October 31/Ann Arbor, Mich./University of Michigan -- A common food preservative appears to slow or even stop the growth of certain head and neck cancers, according to a University of Michigan study. The researchers found that the anti-bacterial agent Nisin activates a protein that promotes cell death in cancer cells, but does not harm normal "good" cells.

Oral cancer is a leading cause of death worldwide, with between 40-6-% of patients surviving for five years after diagnosis.

Nisin is a broad spectrum anti-bacterial, effective against the microbes that cause staph infections and botulism, as well as many types of food spoilage. The World Health Organization and the U.S. Food and Drug Administration approved it for human consumption several decades ago.
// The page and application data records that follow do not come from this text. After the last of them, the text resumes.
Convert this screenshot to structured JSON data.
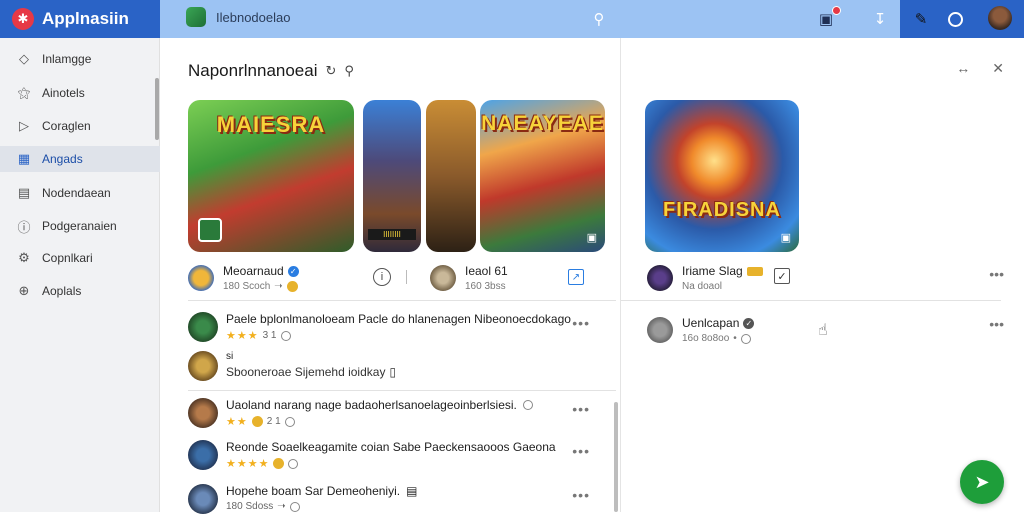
{
  "app": {
    "name": "Applnasiin"
  },
  "header": {
    "app_title": "Ilebnodoelao"
  },
  "sidebar": {
    "items": [
      {
        "label": "Inlamgge",
        "icon": "tag-icon"
      },
      {
        "label": "Ainotels",
        "icon": "flask-icon"
      },
      {
        "label": "Coraglen",
        "icon": "tag-icon"
      },
      {
        "label": "Angads",
        "icon": "grid-icon",
        "active": true
      },
      {
        "label": "Nodendaean",
        "icon": "card-icon"
      },
      {
        "label": "Podgeranaien",
        "icon": "info-icon"
      },
      {
        "label": "Copnlkari",
        "icon": "gear-icon"
      },
      {
        "label": "Aoplals",
        "icon": "plus-icon"
      }
    ]
  },
  "main": {
    "title": "Naponrlnnanoeai",
    "thumbnails": [
      {
        "title": "MAIESRA"
      },
      {
        "title": "",
        "tag": "IIIIIIII"
      },
      {
        "title": ""
      },
      {
        "title": "NAEAYEAE"
      }
    ],
    "author_left": {
      "name": "Meoarnaud",
      "meta": "180 Scoch"
    },
    "author_right": {
      "name": "Ieaol 61",
      "meta": "160 3bss"
    },
    "comments": [
      {
        "text": "Paele bplonlmanoloeam Pacle do hlanenagen Nibeonoecdokago",
        "rating": "★★★",
        "meta": "3 1"
      },
      {
        "text": "si",
        "meta": "Sbooneroae Sijemehd ioidkay"
      },
      {
        "text": "Uaoland narang nage badaoherlsanoelageoinberlsiesi.",
        "rating": "★★",
        "meta": "2 1"
      },
      {
        "text": "Reonde Soaelkeagamite coian Sabe Paeckensaooos Gaeona",
        "rating": "★★★★",
        "meta": ""
      },
      {
        "text": "Hopehe boam Sar Demeoheniyi.",
        "meta": "180 Sdoss"
      }
    ]
  },
  "right_panel": {
    "thumbnail_title": "FIRADISNA",
    "author1": {
      "name": "Iriame Slag",
      "meta": "Na doaol"
    },
    "author2": {
      "name": "Uenlcapan",
      "meta": "16o 8o8oo"
    }
  },
  "colors": {
    "accent": "#2a63c6",
    "topbar": "#9cc3f3",
    "fab": "#1e9e3a",
    "star": "#f2b01e",
    "verified": "#2a7de1"
  }
}
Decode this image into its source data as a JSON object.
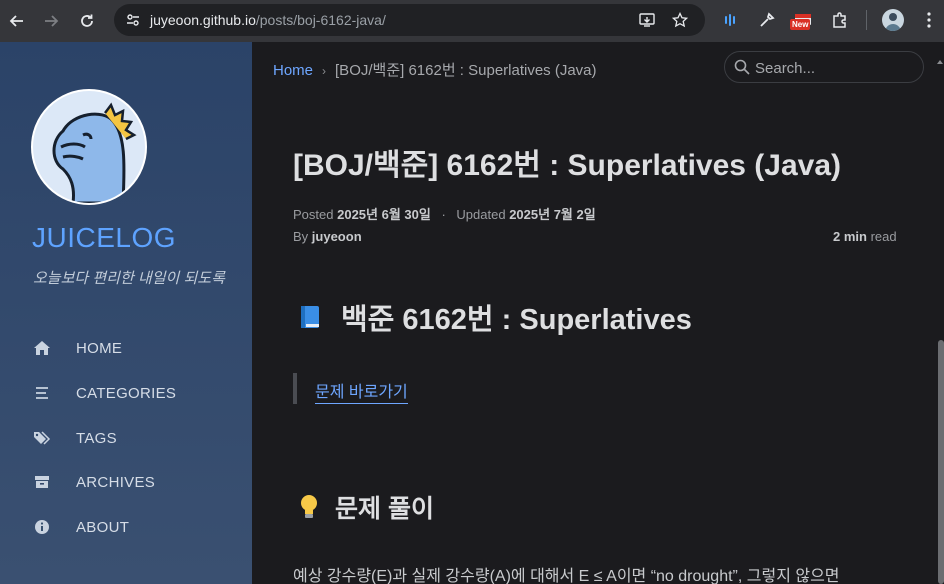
{
  "browser": {
    "url_host": "juyeoon.github.io",
    "url_path": "/posts/boj-6162-java/",
    "new_badge": "New"
  },
  "sidebar": {
    "title": "JUICELOG",
    "subtitle": "오늘보다 편리한 내일이 되도록",
    "items": [
      {
        "label": "HOME",
        "icon": "home-icon"
      },
      {
        "label": "CATEGORIES",
        "icon": "list-icon"
      },
      {
        "label": "TAGS",
        "icon": "tags-icon"
      },
      {
        "label": "ARCHIVES",
        "icon": "archive-icon"
      },
      {
        "label": "ABOUT",
        "icon": "info-icon"
      }
    ]
  },
  "topbar": {
    "breadcrumb_home": "Home",
    "breadcrumb_current": "[BOJ/백준] 6162번 : Superlatives (Java)",
    "search_placeholder": "Search..."
  },
  "post": {
    "title": "[BOJ/백준] 6162번 : Superlatives (Java)",
    "posted_label": "Posted",
    "posted_date": "2025년 6월 30일",
    "updated_label": "Updated",
    "updated_date": "2025년 7월 2일",
    "by_label": "By",
    "author": "juyeoon",
    "read_time": "2 min",
    "read_label": "read",
    "h2": "백준 6162번 : Superlatives",
    "quote_link": "문제 바로가기",
    "h3": "문제 풀이",
    "paragraph": "예상 강수량(E)과 실제 강수량(A)에 대해서 E ≤ A이면 “no drought”, 그렇지 않으면"
  },
  "colors": {
    "accent": "#6ea6ff",
    "sidebar_bg": "#2b4368",
    "main_bg": "#1b1b1e",
    "browser_bar": "#35363a"
  }
}
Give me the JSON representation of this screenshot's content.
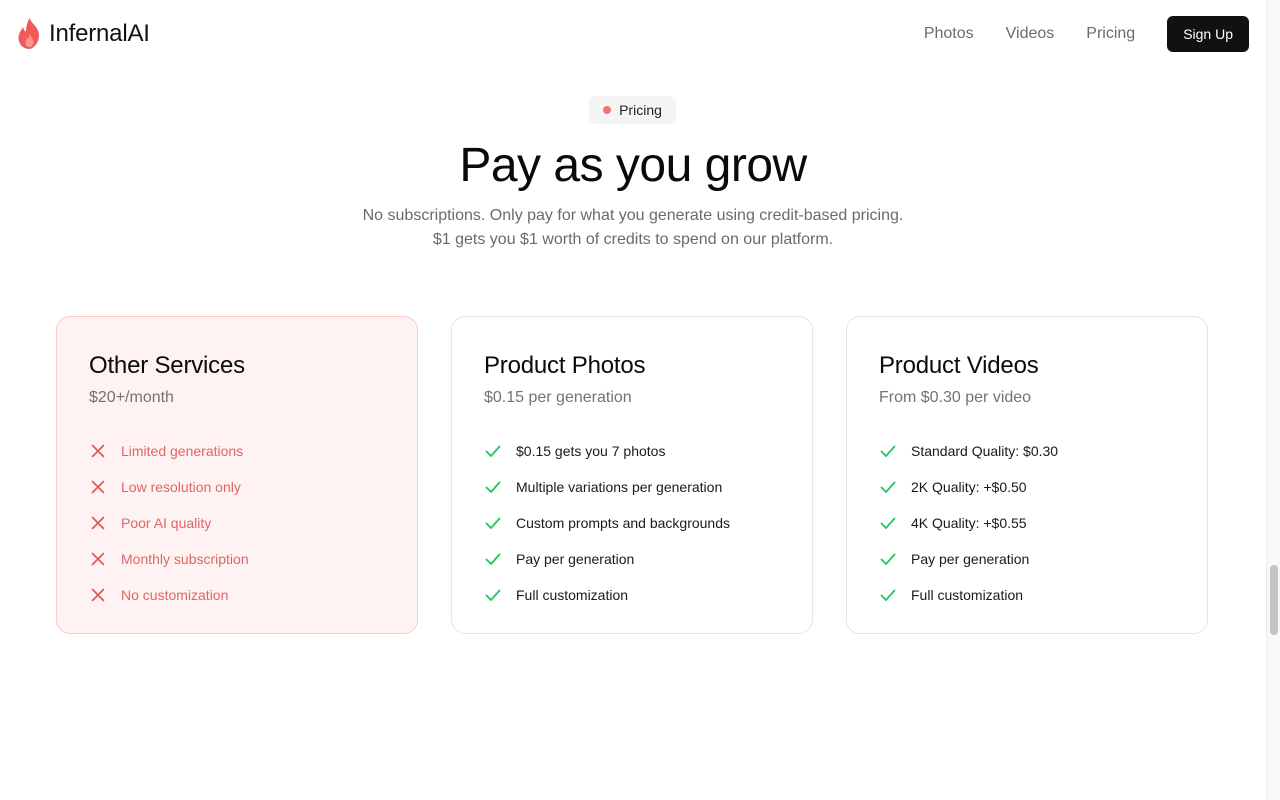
{
  "brand": {
    "name": "InfernalAI",
    "icon": "flame-icon",
    "color": "#f05a5a"
  },
  "nav": {
    "links": [
      "Photos",
      "Videos",
      "Pricing"
    ],
    "signup_label": "Sign Up"
  },
  "hero": {
    "badge": "Pricing",
    "title": "Pay as you grow",
    "subtitle_lines": [
      "No subscriptions. Only pay for what you generate using credit-based pricing.",
      "$1 gets you $1 worth of credits to spend on our platform."
    ]
  },
  "cards": [
    {
      "title": "Other Services",
      "price": "$20+/month",
      "icon": "x-icon",
      "features": [
        "Limited generations",
        "Low resolution only",
        "Poor AI quality",
        "Monthly subscription",
        "No customization"
      ]
    },
    {
      "title": "Product Photos",
      "price": "$0.15 per generation",
      "icon": "check-icon",
      "features": [
        "$0.15 gets you 7 photos",
        "Multiple variations per generation",
        "Custom prompts and backgrounds",
        "Pay per generation",
        "Full customization"
      ]
    },
    {
      "title": "Product Videos",
      "price": "From $0.30 per video",
      "icon": "check-icon",
      "features": [
        "Standard Quality: $0.30",
        "2K Quality: +$0.50",
        "4K Quality: +$0.55",
        "Pay per generation",
        "Full customization"
      ]
    }
  ],
  "colors": {
    "accent": "#f87171",
    "check": "#22c55e",
    "x": "#e05555",
    "negative_card_bg": "#fef2f2"
  }
}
University of Michigan School of Dentistry professor Yvonne Kapila, the study's principal investigator, says that suggests obtaining FDA approval to test Nisin's cancer-fighting properties in clinical trials should be easier than with a therapy that has never been tried on people.